By Media Office Staff
California and the Mexican state of Jalisco have signed a memorandum of understanding (MOU) to collaborate and reaffirm a commitment to share knowledge on clean energy efforts to combat climate change.
The MOU, which was signed March 9, builds on years of collaboration between California and Jalisco State and the Mexican federal government on energy efficiency. The partnership has led to the recent opening of a lighting efficiency center in Jalisco. The center is modeled on the California Lighting Technology Center at the University of California, Davis.
Jalisco, like California, is at the forefront in researching and deploying clean energy technology. The 15,000-square-foot lighting center was created to accelerate the development and adoption of energy-efficient lighting and daylighting technologies.

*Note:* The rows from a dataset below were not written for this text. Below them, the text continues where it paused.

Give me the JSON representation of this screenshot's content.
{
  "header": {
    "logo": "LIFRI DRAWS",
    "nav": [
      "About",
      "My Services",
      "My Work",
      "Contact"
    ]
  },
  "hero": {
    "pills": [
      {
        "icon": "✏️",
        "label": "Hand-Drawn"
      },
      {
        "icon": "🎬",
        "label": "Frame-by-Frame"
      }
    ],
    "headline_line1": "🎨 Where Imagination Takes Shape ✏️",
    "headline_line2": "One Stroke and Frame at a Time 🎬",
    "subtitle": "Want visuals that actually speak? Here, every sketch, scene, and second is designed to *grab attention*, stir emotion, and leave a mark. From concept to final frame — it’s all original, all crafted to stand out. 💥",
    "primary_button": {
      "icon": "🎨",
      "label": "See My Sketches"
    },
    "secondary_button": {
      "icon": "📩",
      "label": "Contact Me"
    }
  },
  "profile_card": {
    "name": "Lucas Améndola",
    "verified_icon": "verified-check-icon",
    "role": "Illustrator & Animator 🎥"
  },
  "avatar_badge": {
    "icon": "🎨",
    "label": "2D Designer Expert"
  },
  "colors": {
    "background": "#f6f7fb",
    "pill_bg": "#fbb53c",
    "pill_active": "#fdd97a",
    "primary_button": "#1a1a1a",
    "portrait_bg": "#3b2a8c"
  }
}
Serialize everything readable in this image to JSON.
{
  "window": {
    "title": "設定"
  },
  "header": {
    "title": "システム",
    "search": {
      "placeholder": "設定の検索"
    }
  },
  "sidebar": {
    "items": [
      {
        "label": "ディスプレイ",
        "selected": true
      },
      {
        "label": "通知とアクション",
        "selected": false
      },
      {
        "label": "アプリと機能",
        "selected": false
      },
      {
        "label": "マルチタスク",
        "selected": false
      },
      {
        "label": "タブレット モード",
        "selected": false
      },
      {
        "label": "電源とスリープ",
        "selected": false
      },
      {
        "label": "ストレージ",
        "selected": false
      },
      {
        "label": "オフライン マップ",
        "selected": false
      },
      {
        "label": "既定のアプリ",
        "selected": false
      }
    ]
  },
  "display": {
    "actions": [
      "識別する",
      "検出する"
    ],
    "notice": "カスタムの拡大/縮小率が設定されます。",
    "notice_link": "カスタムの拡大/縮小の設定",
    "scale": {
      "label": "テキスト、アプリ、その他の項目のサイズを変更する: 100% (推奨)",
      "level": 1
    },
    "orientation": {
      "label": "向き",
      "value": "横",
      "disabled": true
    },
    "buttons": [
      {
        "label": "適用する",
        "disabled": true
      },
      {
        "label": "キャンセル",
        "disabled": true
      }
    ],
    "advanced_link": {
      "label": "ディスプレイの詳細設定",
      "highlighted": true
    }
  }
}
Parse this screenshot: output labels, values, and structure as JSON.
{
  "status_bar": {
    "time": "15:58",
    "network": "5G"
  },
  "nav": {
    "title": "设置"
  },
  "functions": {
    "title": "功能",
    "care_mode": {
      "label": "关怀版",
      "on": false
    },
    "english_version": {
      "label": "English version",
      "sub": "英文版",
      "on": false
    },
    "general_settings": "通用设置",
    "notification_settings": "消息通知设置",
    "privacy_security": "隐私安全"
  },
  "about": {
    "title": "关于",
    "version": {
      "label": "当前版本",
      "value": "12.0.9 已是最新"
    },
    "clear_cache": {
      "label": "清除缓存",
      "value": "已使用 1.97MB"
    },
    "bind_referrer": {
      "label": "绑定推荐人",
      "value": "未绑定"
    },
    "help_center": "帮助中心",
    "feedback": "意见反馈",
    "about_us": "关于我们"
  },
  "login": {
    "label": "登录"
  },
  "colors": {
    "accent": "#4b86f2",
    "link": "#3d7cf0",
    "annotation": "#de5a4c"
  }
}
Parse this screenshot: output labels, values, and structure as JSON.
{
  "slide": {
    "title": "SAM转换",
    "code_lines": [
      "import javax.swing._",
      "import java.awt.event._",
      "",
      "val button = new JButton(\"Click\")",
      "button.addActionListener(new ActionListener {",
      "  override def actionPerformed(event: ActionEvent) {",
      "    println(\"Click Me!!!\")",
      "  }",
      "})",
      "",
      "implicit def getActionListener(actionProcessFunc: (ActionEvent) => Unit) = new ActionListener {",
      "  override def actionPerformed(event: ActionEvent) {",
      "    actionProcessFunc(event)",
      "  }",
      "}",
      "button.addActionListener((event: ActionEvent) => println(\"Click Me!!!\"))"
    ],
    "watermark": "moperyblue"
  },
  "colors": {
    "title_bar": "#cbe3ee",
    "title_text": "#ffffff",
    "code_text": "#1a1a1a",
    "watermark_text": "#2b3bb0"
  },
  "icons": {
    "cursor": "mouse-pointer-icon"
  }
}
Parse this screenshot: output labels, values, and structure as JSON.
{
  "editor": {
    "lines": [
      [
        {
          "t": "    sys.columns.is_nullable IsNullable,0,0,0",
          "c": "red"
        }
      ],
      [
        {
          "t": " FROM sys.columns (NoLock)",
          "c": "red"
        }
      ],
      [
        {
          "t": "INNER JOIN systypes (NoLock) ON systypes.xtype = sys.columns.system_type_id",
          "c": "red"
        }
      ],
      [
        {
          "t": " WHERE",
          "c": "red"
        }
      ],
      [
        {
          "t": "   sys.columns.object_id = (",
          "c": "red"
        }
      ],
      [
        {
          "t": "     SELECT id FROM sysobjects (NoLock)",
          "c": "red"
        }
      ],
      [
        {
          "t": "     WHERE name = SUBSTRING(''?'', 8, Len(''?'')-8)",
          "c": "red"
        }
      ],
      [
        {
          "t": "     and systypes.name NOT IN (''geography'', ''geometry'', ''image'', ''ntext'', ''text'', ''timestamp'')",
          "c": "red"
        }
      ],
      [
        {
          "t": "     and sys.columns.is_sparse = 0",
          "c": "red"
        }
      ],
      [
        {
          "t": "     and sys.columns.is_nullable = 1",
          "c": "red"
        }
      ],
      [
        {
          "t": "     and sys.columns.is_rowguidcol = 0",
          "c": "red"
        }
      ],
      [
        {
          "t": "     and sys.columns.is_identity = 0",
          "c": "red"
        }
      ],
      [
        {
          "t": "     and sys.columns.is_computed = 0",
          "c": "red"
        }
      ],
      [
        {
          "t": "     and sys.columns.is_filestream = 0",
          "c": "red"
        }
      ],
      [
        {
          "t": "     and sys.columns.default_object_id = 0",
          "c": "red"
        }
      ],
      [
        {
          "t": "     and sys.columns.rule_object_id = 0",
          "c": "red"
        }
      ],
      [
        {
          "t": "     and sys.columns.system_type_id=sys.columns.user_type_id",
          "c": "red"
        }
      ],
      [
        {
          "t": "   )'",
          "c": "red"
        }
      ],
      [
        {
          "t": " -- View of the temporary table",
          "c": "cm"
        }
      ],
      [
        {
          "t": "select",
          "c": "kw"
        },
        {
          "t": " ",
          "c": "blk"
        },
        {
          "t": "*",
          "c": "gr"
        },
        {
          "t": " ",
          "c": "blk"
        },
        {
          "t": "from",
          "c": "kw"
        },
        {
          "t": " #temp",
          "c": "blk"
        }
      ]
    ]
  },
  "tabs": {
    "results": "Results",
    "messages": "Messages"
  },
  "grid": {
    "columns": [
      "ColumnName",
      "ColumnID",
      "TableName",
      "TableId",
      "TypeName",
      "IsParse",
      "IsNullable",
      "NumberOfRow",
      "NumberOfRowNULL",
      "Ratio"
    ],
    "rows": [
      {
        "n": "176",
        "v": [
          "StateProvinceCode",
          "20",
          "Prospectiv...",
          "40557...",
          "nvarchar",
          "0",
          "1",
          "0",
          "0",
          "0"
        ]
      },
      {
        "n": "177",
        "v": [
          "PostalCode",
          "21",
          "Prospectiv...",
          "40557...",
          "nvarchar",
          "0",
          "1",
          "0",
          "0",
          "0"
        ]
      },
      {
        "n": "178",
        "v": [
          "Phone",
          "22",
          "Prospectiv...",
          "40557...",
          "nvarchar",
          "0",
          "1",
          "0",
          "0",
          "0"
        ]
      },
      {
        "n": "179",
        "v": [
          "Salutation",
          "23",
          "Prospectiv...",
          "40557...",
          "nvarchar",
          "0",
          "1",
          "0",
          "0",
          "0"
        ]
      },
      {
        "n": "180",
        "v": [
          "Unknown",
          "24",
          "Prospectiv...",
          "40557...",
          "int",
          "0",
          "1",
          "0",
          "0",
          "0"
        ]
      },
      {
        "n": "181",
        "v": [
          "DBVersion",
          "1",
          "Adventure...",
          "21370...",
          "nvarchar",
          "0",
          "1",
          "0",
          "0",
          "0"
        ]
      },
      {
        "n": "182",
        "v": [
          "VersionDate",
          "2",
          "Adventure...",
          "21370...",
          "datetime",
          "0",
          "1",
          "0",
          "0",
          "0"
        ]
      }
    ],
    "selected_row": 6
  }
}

Such efforts can help Mexico meet its long-term energy efficiency and greenhouse gas emission reduction goals.
Commissioner J. Andrew McAllister of the California Energy Commission (CEC) attended the opening ceremony for the Centro de Tecnología en Iluminación (CTI) at the Universidad Autónoma de Guadalajara.
“The CTI is an example of how we will find solutions that apply here, there and far beyond—through collaboration. These actions are going to change Mexico and the world,” McAllister said at the December ceremony.
The center, which highlights the university’s futuristic lighting technology, has 11 laboratories that can simulate a range of environments such as retail, classroom, and health care. With space for research, demonstrations, and benchmark testing, the facility will help support technological innovations. The plan is to build talent and human capital for Mexico’s lighting industry by offering on-site training and certification.
The center’s roots can be traced to a 2016 MOU signed by CEC Chair Robert B. Weisenmiller and Jalisco Governor Aristóteles Sandoval at the Climate Summit of the Americas in Guadalajara, Mexico. The MOU supported cooperation on clean energy policies and programs involving energy efficiency, renewable energy development and grid integration, and low- and zero-emission vehicles.
In 2017, the Mexican Ministry of Energy and the Mexican Council for Science and Technology awarded funds to the Universidad Autónoma de Guadalajara to partner with UC Davis to establish the center. The facility provides the vehicle to translate energy-efficient research into action and train professionals with the information to implement it.